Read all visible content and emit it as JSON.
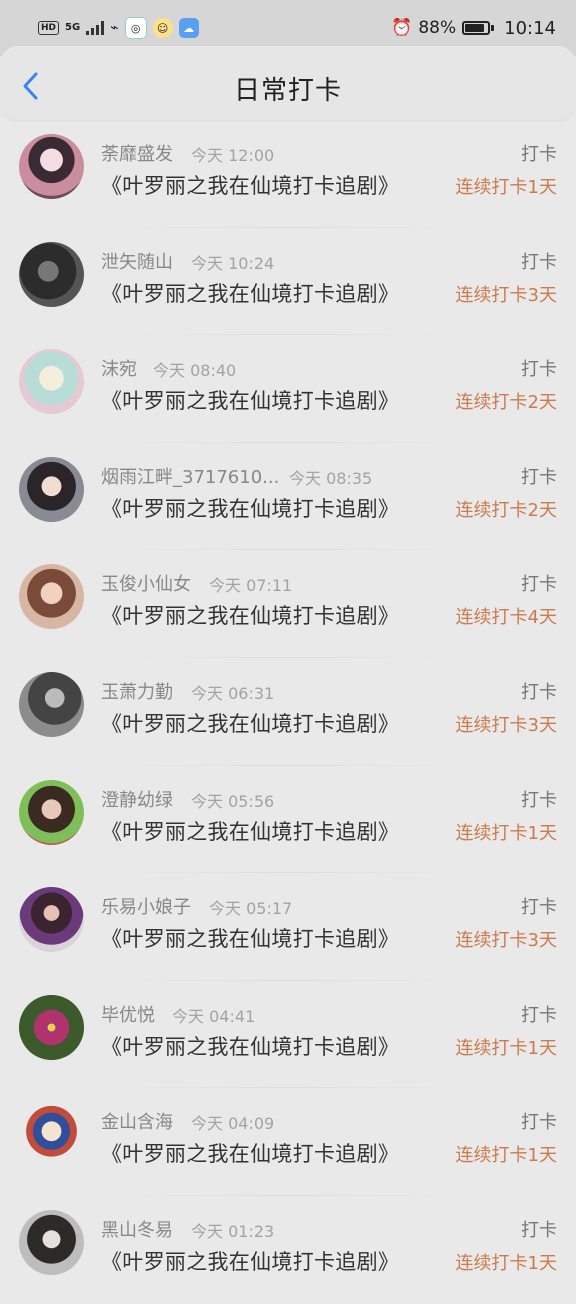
{
  "status_bar": {
    "hd_label": "HD",
    "network_label": "5G",
    "battery_percent": "88%",
    "time": "10:14"
  },
  "header": {
    "title": "日常打卡"
  },
  "entries": [
    {
      "name": "荼靡盛发",
      "time": "今天 12:00",
      "title": "《叶罗丽之我在仙境打卡追剧》",
      "tag": "打卡",
      "streak": "连续打卡1天"
    },
    {
      "name": "泄矢随山",
      "time": "今天 10:24",
      "title": "《叶罗丽之我在仙境打卡追剧》",
      "tag": "打卡",
      "streak": "连续打卡3天"
    },
    {
      "name": "沫宛",
      "time": "今天 08:40",
      "title": "《叶罗丽之我在仙境打卡追剧》",
      "tag": "打卡",
      "streak": "连续打卡2天"
    },
    {
      "name": "烟雨江畔_3717610...",
      "time": "今天 08:35",
      "title": "《叶罗丽之我在仙境打卡追剧》",
      "tag": "打卡",
      "streak": "连续打卡2天"
    },
    {
      "name": "玉俊小仙女",
      "time": "今天 07:11",
      "title": "《叶罗丽之我在仙境打卡追剧》",
      "tag": "打卡",
      "streak": "连续打卡4天"
    },
    {
      "name": "玉萧力勤",
      "time": "今天 06:31",
      "title": "《叶罗丽之我在仙境打卡追剧》",
      "tag": "打卡",
      "streak": "连续打卡3天"
    },
    {
      "name": "澄静幼绿",
      "time": "今天 05:56",
      "title": "《叶罗丽之我在仙境打卡追剧》",
      "tag": "打卡",
      "streak": "连续打卡1天"
    },
    {
      "name": "乐易小娘子",
      "time": "今天 05:17",
      "title": "《叶罗丽之我在仙境打卡追剧》",
      "tag": "打卡",
      "streak": "连续打卡3天"
    },
    {
      "name": "毕优悦",
      "time": "今天 04:41",
      "title": "《叶罗丽之我在仙境打卡追剧》",
      "tag": "打卡",
      "streak": "连续打卡1天"
    },
    {
      "name": "金山含海",
      "time": "今天 04:09",
      "title": "《叶罗丽之我在仙境打卡追剧》",
      "tag": "打卡",
      "streak": "连续打卡1天"
    },
    {
      "name": "黑山冬易",
      "time": "今天 01:23",
      "title": "《叶罗丽之我在仙境打卡追剧》",
      "tag": "打卡",
      "streak": "连续打卡1天"
    }
  ],
  "colors": {
    "accent_blue": "#3b82f6",
    "streak": "#cd7a4d"
  }
}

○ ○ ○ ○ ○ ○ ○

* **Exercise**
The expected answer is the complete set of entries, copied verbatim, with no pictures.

* **Task answer**
Read all visible content and emit it as JSON.
{
  "status_bar": {
    "hd_label": "HD",
    "network_label": "5G",
    "battery_percent": "88%",
    "time": "10:14"
  },
  "header": {
    "title": "日常打卡"
  },
  "entries": [
    {
      "name": "荼靡盛发",
      "time": "今天 12:00",
      "title": "《叶罗丽之我在仙境打卡追剧》",
      "tag": "打卡",
      "streak": "连续打卡1天"
    },
    {
      "name": "泄矢随山",
      "time": "今天 10:24",
      "title": "《叶罗丽之我在仙境打卡追剧》",
      "tag": "打卡",
      "streak": "连续打卡3天"
    },
    {
      "name": "沫宛",
      "time": "今天 08:40",
      "title": "《叶罗丽之我在仙境打卡追剧》",
      "tag": "打卡",
      "streak": "连续打卡2天"
    },
    {
      "name": "烟雨江畔_3717610...",
      "time": "今天 08:35",
      "title": "《叶罗丽之我在仙境打卡追剧》",
      "tag": "打卡",
      "streak": "连续打卡2天"
    },
    {
      "name": "玉俊小仙女",
      "time": "今天 07:11",
      "title": "《叶罗丽之我在仙境打卡追剧》",
      "tag": "打卡",
      "streak": "连续打卡4天"
    },
    {
      "name": "玉萧力勤",
      "time": "今天 06:31",
      "title": "《叶罗丽之我在仙境打卡追剧》",
      "tag": "打卡",
      "streak": "连续打卡3天"
    },
    {
      "name": "澄静幼绿",
      "time": "今天 05:56",
      "title": "《叶罗丽之我在仙境打卡追剧》",
      "tag": "打卡",
      "streak": "连续打卡1天"
    },
    {
      "name": "乐易小娘子",
      "time": "今天 05:17",
      "title": "《叶罗丽之我在仙境打卡追剧》",
      "tag": "打卡",
      "streak": "连续打卡3天"
    },
    {
      "name": "毕优悦",
      "time": "今天 04:41",
      "title": "《叶罗丽之我在仙境打卡追剧》",
      "tag": "打卡",
      "streak": "连续打卡1天"
    },
    {
      "name": "金山含海",
      "time": "今天 04:09",
      "title": "《叶罗丽之我在仙境打卡追剧》",
      "tag": "打卡",
      "streak": "连续打卡1天"
    },
    {
      "name": "黑山冬易",
      "time": "今天 01:23",
      "title": "《叶罗丽之我在仙境打卡追剧》",
      "tag": "打卡",
      "streak": "连续打卡1天"
    }
  ],
  "colors": {
    "accent_blue": "#3b82f6",
    "streak": "#cd7a4d"
  }
}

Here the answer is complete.